Exercise requirements -
Please filter the data below down to the lines holding the string "route".

-- Dataset records follows --

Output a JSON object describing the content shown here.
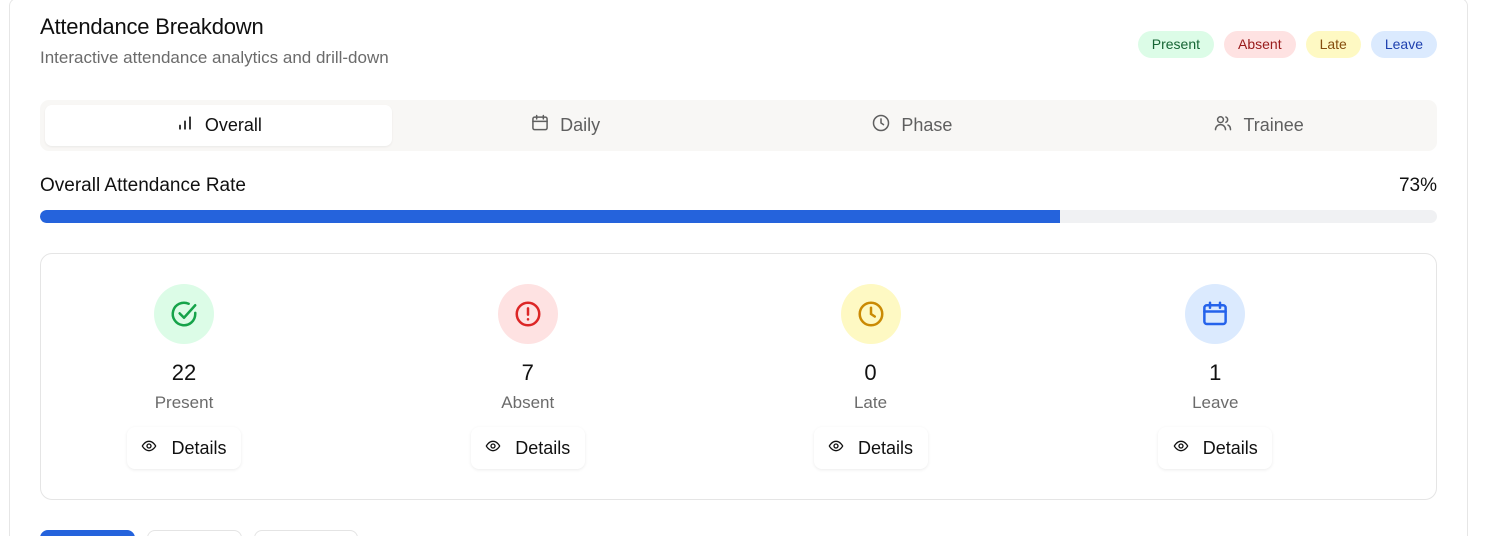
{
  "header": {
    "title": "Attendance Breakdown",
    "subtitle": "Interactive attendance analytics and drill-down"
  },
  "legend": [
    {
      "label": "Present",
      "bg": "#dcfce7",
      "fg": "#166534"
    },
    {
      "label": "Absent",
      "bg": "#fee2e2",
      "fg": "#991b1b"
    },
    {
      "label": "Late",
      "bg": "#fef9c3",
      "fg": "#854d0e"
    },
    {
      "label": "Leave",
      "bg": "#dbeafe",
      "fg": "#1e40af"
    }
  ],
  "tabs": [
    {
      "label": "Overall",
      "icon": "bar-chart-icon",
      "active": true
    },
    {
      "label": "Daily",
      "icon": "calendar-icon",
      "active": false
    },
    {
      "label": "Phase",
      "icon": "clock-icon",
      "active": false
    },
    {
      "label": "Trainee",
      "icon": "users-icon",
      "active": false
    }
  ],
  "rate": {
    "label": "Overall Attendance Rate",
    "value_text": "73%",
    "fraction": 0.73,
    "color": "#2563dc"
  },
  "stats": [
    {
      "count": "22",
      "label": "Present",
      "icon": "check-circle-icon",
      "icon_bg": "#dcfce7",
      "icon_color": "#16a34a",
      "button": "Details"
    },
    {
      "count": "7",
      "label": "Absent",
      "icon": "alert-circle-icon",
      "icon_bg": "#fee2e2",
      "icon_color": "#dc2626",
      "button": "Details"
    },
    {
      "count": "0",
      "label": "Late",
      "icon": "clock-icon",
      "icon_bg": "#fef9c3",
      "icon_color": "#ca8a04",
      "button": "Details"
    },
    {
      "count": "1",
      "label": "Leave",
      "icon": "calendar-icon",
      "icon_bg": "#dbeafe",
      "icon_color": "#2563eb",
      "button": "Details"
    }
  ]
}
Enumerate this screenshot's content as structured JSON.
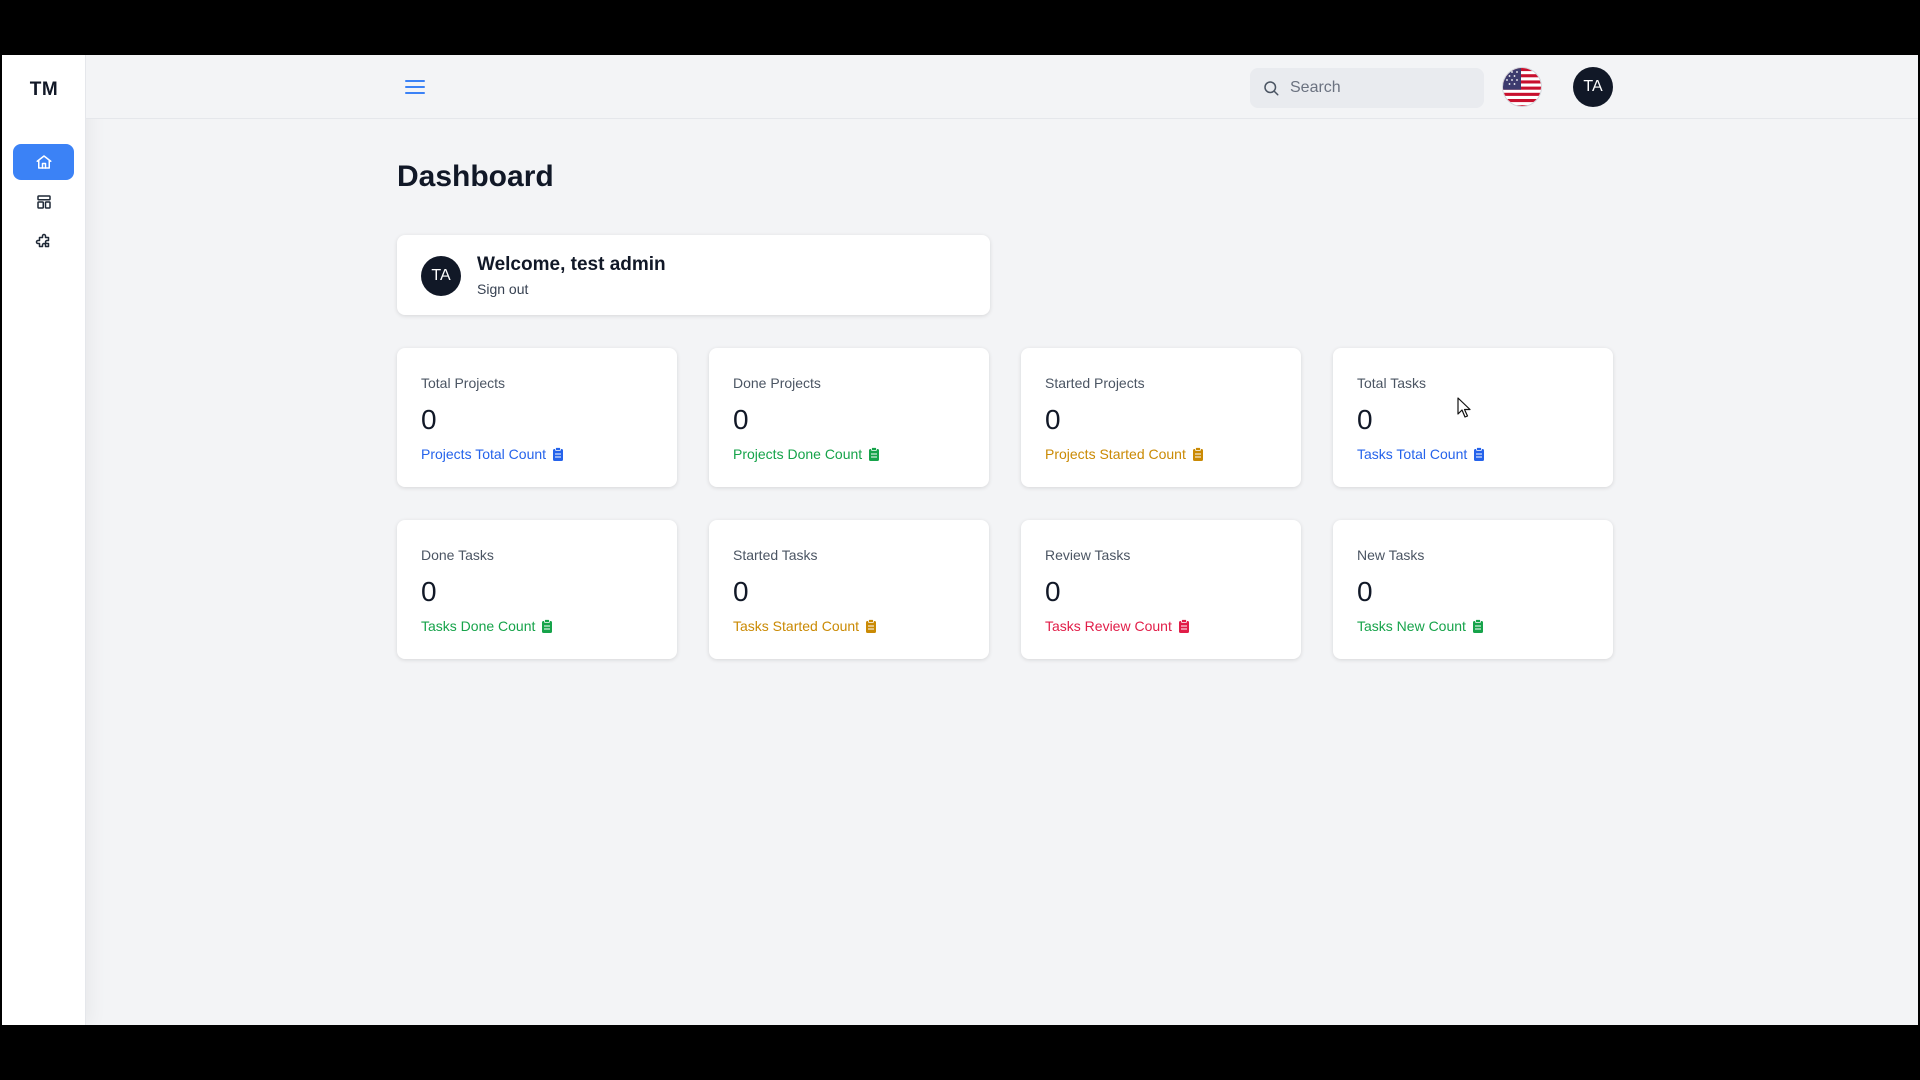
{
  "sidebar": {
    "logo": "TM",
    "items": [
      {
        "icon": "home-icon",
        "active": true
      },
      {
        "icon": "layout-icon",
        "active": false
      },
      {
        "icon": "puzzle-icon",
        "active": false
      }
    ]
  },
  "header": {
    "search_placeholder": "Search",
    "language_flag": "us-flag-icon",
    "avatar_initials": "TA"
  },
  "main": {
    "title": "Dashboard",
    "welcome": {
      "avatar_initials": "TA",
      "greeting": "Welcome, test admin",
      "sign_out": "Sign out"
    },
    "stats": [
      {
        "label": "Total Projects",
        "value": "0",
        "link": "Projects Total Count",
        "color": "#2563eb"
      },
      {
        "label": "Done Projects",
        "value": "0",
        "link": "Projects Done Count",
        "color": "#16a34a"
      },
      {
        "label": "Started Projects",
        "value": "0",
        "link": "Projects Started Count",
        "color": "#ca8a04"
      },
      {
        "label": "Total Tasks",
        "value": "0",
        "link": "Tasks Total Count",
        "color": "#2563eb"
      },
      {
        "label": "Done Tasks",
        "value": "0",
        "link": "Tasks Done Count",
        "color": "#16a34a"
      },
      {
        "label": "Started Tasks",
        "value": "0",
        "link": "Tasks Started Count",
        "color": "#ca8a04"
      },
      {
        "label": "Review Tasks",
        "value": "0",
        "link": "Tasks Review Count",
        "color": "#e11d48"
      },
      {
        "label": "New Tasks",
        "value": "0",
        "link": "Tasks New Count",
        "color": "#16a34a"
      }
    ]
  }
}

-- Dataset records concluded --
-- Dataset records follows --

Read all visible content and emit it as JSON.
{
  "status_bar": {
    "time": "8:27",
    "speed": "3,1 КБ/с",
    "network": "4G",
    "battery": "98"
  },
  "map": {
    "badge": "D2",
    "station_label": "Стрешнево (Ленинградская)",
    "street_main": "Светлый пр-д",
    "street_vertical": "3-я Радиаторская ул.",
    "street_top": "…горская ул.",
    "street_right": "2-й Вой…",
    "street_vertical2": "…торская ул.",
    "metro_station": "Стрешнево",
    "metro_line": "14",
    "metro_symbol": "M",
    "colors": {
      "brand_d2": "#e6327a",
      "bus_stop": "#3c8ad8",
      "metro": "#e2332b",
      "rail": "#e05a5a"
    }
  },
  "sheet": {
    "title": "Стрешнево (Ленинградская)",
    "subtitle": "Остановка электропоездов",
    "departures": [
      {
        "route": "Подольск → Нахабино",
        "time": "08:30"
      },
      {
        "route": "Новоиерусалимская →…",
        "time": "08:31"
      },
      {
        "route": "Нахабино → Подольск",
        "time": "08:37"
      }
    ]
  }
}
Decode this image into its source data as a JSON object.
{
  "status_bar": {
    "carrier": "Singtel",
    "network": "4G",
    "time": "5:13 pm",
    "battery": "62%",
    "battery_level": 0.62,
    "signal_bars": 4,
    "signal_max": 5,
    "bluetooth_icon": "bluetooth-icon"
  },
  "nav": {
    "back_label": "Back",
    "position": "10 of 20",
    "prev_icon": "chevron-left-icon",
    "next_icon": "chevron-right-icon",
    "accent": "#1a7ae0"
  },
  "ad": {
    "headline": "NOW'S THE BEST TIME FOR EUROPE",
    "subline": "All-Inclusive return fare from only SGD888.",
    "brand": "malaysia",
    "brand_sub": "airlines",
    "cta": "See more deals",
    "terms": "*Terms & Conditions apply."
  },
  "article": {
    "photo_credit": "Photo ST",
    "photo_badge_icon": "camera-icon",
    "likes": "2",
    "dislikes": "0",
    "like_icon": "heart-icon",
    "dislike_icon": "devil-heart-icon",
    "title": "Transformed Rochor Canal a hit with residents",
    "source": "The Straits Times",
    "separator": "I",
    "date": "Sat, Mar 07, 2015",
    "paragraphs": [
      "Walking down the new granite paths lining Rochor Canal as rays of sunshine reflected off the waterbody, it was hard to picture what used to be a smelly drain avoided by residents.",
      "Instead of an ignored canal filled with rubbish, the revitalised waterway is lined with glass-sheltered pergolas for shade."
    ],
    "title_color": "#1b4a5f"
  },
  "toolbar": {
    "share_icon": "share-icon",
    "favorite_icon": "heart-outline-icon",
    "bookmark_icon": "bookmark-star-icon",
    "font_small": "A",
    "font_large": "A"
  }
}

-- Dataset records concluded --
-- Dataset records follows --

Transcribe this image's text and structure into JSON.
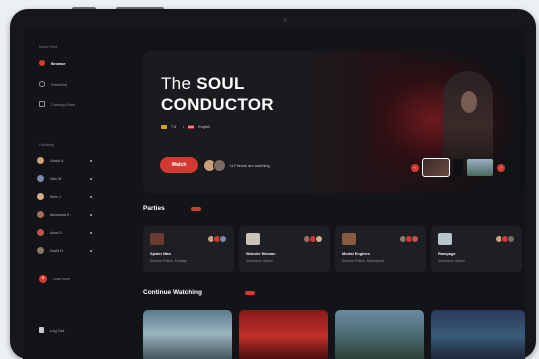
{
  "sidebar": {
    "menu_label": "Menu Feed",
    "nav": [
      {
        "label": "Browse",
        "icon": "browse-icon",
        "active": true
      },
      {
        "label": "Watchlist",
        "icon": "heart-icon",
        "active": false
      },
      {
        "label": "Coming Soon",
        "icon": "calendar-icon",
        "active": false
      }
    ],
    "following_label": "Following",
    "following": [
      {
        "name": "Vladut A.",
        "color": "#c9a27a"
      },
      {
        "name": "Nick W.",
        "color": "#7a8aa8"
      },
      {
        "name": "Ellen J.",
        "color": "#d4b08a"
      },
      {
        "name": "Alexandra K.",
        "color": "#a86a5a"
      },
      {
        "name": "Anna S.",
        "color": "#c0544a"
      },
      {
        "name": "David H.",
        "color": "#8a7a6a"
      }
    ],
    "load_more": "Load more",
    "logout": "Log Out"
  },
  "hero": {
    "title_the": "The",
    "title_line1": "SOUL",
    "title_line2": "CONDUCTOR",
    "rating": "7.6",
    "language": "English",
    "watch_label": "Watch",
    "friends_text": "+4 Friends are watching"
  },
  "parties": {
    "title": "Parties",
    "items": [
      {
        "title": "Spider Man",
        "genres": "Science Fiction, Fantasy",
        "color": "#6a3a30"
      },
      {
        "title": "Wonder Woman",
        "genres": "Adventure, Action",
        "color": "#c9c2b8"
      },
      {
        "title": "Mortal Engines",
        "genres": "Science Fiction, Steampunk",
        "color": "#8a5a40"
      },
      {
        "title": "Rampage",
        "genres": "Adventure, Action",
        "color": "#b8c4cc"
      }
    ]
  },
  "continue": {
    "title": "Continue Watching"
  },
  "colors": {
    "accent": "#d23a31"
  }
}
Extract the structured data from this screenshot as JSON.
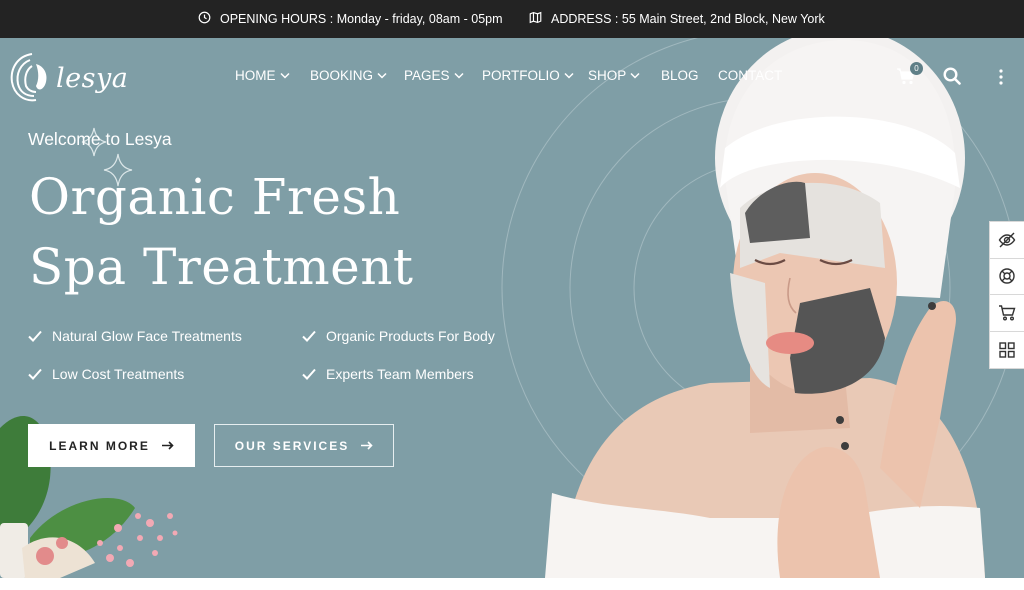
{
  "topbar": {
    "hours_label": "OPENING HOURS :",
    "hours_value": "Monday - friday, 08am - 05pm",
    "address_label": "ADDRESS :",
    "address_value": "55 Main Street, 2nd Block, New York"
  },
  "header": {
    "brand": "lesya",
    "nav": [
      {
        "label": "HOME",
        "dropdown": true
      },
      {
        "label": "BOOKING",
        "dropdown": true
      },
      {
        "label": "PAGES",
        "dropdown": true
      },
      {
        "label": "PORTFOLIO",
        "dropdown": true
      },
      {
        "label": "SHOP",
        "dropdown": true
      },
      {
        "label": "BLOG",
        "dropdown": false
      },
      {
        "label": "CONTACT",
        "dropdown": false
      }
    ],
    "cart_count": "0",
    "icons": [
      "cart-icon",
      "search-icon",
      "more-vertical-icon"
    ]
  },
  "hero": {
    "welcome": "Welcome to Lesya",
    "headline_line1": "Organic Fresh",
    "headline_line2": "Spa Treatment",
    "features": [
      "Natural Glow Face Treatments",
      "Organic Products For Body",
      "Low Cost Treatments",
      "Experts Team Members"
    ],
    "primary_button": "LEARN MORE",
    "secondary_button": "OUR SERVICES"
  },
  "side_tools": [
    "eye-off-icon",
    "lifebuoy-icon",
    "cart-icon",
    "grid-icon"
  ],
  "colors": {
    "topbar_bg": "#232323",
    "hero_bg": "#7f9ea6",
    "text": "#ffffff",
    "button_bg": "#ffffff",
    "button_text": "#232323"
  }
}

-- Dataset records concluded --

Problem solution -
        "route": "Подольск → Нахабино",
        "route": "Новоиерусалимская →…",
        "route": "Нахабино → Подольск",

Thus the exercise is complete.